These numbers break down further by province or region (excluding the territories) according to population. In the latest Nanos Research poll, that's as follows:
Atlantic Canada: 106 persons Quebec: 275 persons Ontario: 330 persons Prairies: 209 persons British Columbia: 159 persons
Of those 106 Atlantic Canadians, there's no way to see what ridings are represented. A person living in Gander, Newfoundland looking for an idea of how his or her neighbours plan to vote may not actually see the voting intention of anyone living in the same riding -- or the same province, for that matter.
3. Demographic blind spots
Methods used to reach poll participants -- either by cold-calling telephone customers with live operators (Nanos Research), cold-calling telephone customers with an automated system (Forum Research and Ekos), or sampling internet users (Angus Reid, Ipsos, Abacus Data, Leger Marketing and Innovative Research) -- can exclude important demographics.
According to Angus McAllister of McAllister Opinion Research, landline polls oversample the elderly and grossly undersample young adults -- especially working couples with young kids and students.
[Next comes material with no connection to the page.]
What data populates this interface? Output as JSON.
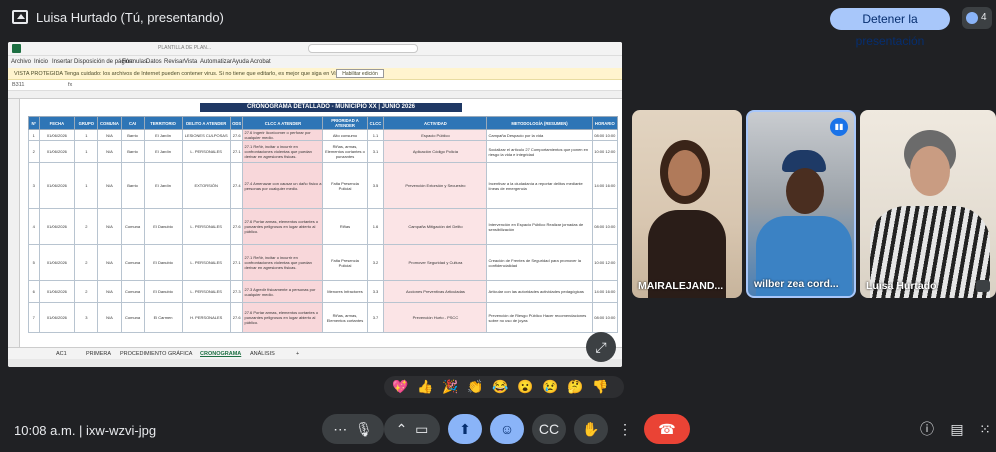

Online polls lack the sample density to track opinions at a riding level, and tend to oversample young adults and undersample the elderly. Mobile telephone polls are prohibitively expensive, often costing four times as much as landline polls per completed interview.
4. No historical context
The final issue is historical context: did the poll participant vote in 2011? Has their vote changed? Only Ipsos, Leger Marketing and Angus Reid specify that their participants are eligible to vote; all others simply say participants are Canadians 18 and older. Since 39 per cent of Canadians did not vote in 2011, knowing who did vote and for whom would help ground statements of votes lost or gained by parties in real data.
Understanding all of this takes a poll headline from "Major Federal Parties Gripped in Very Tight Three Way Race" to "Between Sept. 8 and 10, 1,200 Canadian telephone owners participated in a nationwide survey and said if an election were held that day, 30.8 per cent would vote Liberal, 30.8 per cent would vote Conservative and 29.9 per cent would vote NDP; we didn't ask about ridings, candidates, their motives or whether they're even registered to vote."
In other words, take results with several grains of salt -- especially if they've asked who voters prefer as prime minister. After all, the election is weeks away. Canadians may still change their minds in the voting booth as we saw in British Columbia in 2013, Ontario in 2014 and in the U.K. general election earlier this year.
Take the political poll pledge!
So, what's to be done? First of all -- and really, this goes without saying -- mark off some time on your schedule to vote on Oct. 19. Next: take the following pledge to help keep unhelpful opinion data off social media for the next 33 days.
Please raise your right hand and repeat after me:
Between now and Oct. 19, I pledge to only share polling data that reflects voter intention at the riding level. I know there's absolutely no reason to pay attention to nationwide polls of 1,000 random people, particularly if the poll asks whom they would vote for as prime minister. I accept that those polls are misleading and unhelpful. Instead, I pledge to help the party I support by ensuring I only promote data that is realistic and local, particularly if I live in a competitive riding. I shall not waver from my pledge, no matter what the CBC Poll Tracker says. Namaste.